We were almost done with our pick-ups and beginning to make our way back to Coco’s clinic when Maia and I witnessed Uli’s fearlessness and compassion for animals first hand. He pulled the van over at a construction site at the edge of the neighborhood after seeing a dog in need. It’s somewhat common practice in Mexico to chain up a fierce looking dog outside of a construction site as a method of security and protection. At this site, a large bull terrier had been chained up. He did have a water dish and someone had put a t-shirt on him to protect him from the daytime sun and the nighttime cool, but he was in danger. The chain around his neck had become restricted to only a few inches when he had tried to escape the fencing around the site. Uli noticed this and took action. From the safety of the van, Maia and I watched as Uli approached the snarling, fearfully aggressive dog. Uli was calm and gentle, reassuring the dog the entire time. He managed to free the chain, calm the dog, and coax him back inside the fence of the construction site (after the dog humorously stopped to lift his leg on the side of the building). Uli then secured the bottom of the fence in the hope that the dog wouldn’t become trapped again. I’m sure Uli will be returning frequently to check on this dog. As I mentioned before, he truly is a FEARLESS champion for all animals, even those not scheduled to come to the clinic.
We made one last pick up of 4 dogs that had been cared for at an area business, then made the return trip to Coco’s Animal Welfare Clinic in Playa. The staff was busy preparing for the arrival of the 16 dogs we picked up in Cristo Rey today. We parked the van at the side door and crate-by-crate, transferred the dogs to the lobby of Coco’s. Staff immediately attended to the dogs, compassionately talking to each one and calling them by name as they cared for them. It’s evident they do their work for the love of the animals. Within a short time, all animals were assessed, transferred to kennels, and preparations for their veterinary care had begun. This is where our work for the morning ended as the dogs were now in the loving and capable hands of Coco’s. Thanks to funding from PPR, each dog will be spayed/neutered, vaccinated, and provided with any needed medications. By the evening, Uli will be making the return trip to Cristo Rey to reunite all of these animals with their loving homes.

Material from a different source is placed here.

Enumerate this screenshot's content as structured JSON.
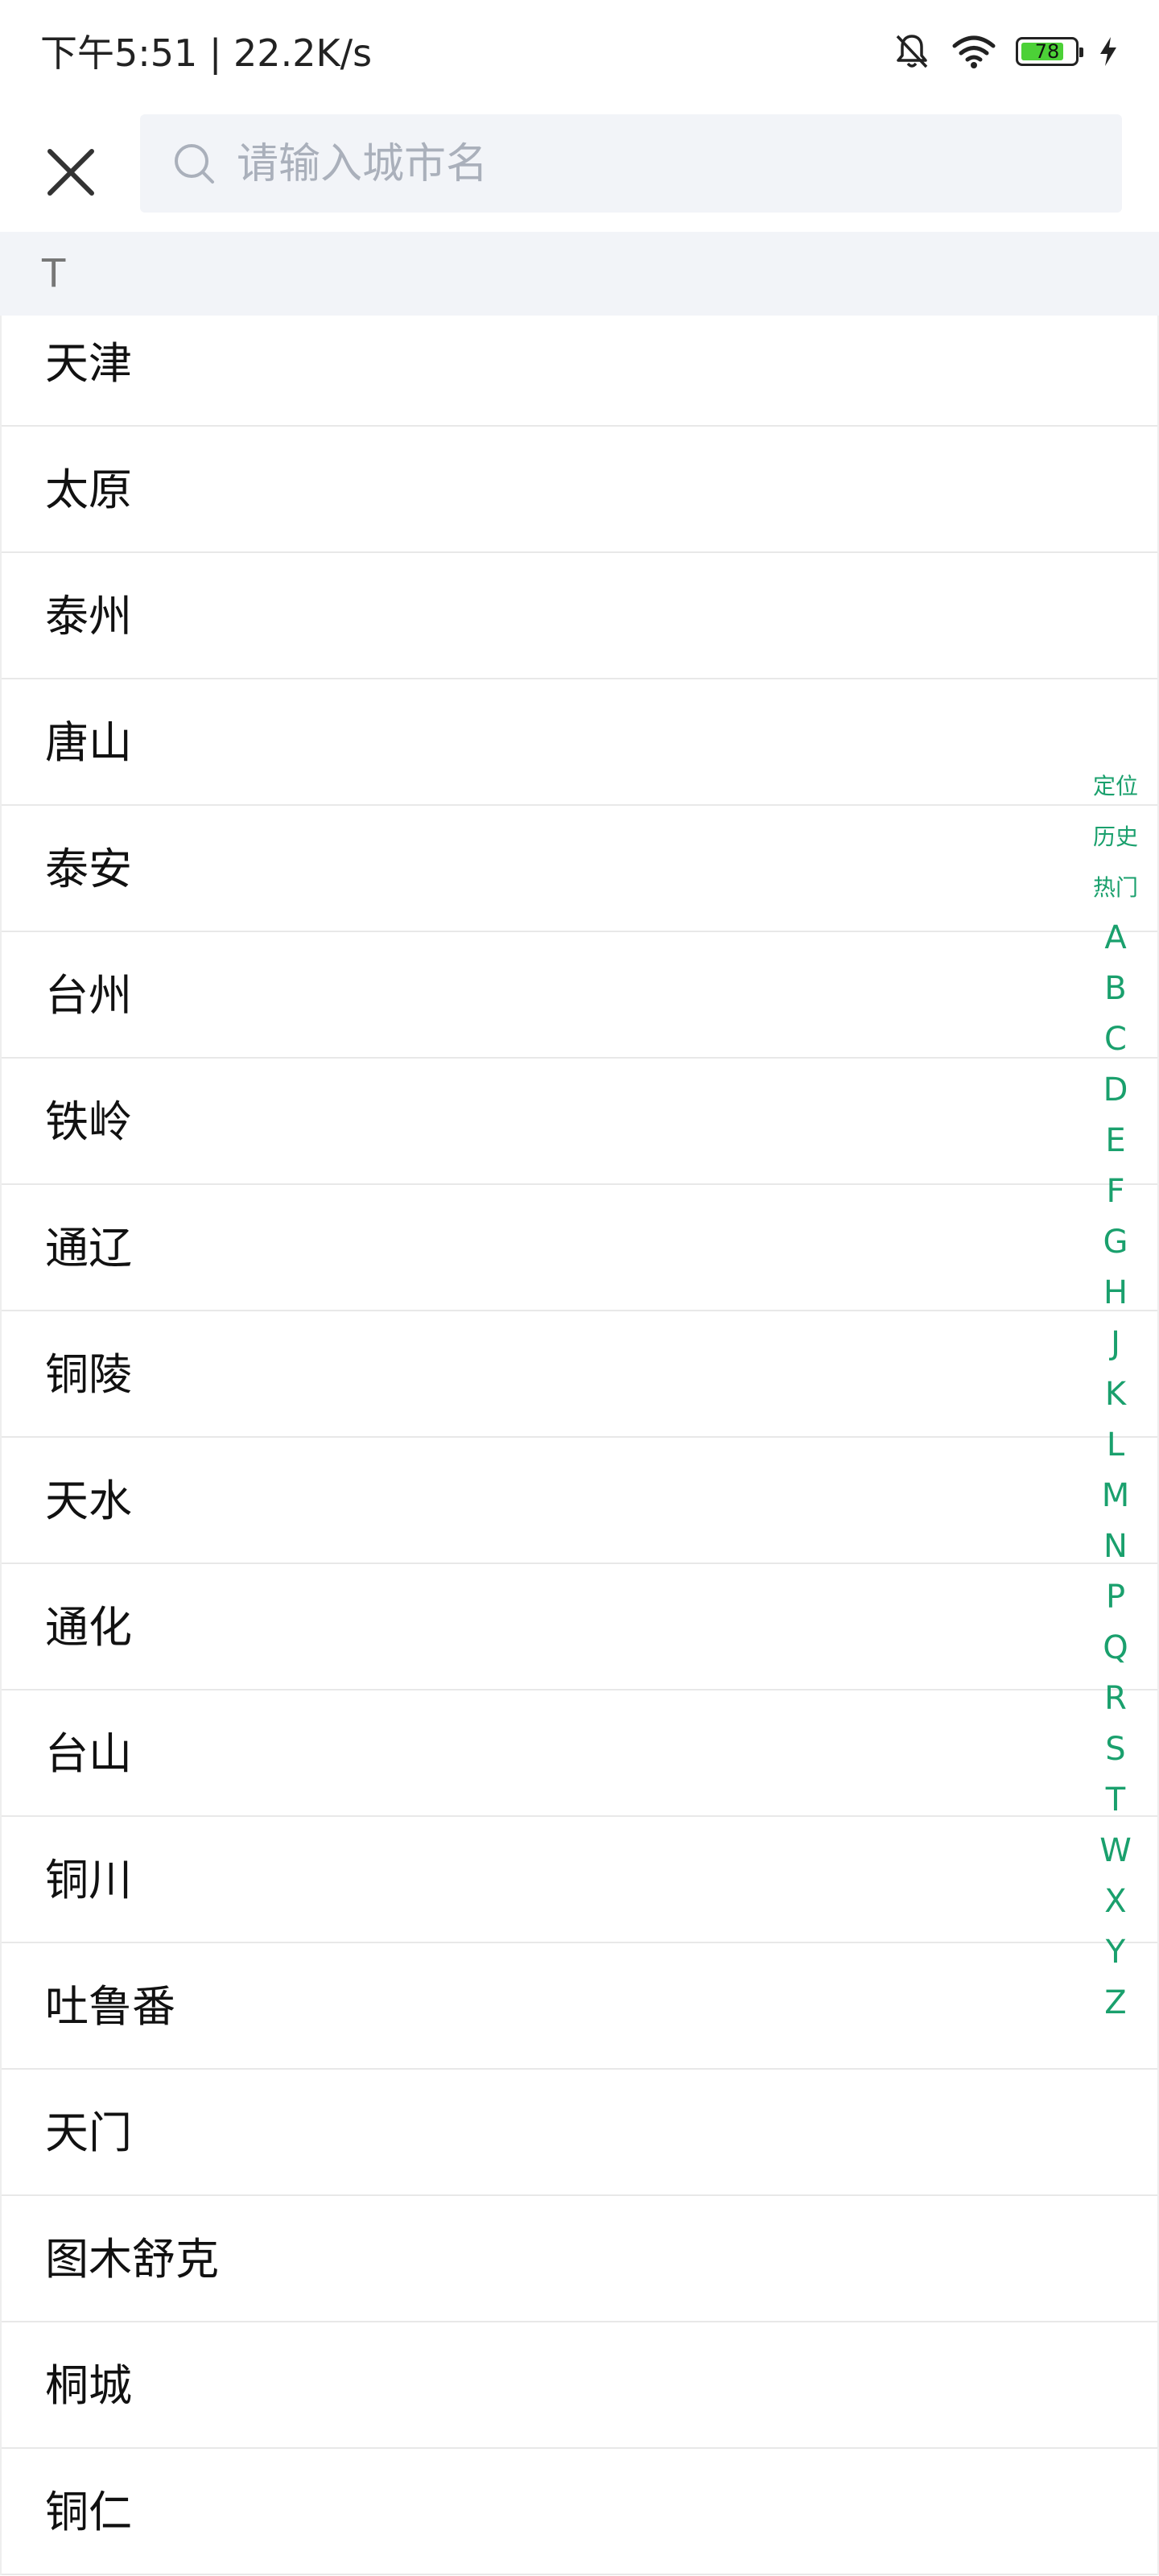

Thank you to Pet Project Rescue and Coco’s Animal Welfare for allowing me to see first hand the incredible ways you are improving the lives of animals. In my day-to-day life in Minnesota, I rarely come across animals suffering or in need of veterinary care. We are fortunate to have many resources for animal care in our area. Seeing these needs in Cristo Rey further illuminated the importance of international partnerships for animal welfare, like the collaboration between PPR and Coco’s. It doesn’t take much to make a difference. For example, the little puppy we picked up today with the skin condition (as well as 3 other dogs) will be treated for this life threatening condition with a medication that costs only $15. That’s all it takes to save a life…$15! I am happy to work with an organization whose supporters step up immediately to help in any amount they can. Within an hour, PPR had reached out to donors and had already received funding to help these dogs and so many more. In the end, animal welfare still feels like an overwhelming challenge but it’s reassuring to see people, like those with Pet Project Rescue and Coco’s, committed to doing anything they can, day after day, to better the lives of animals.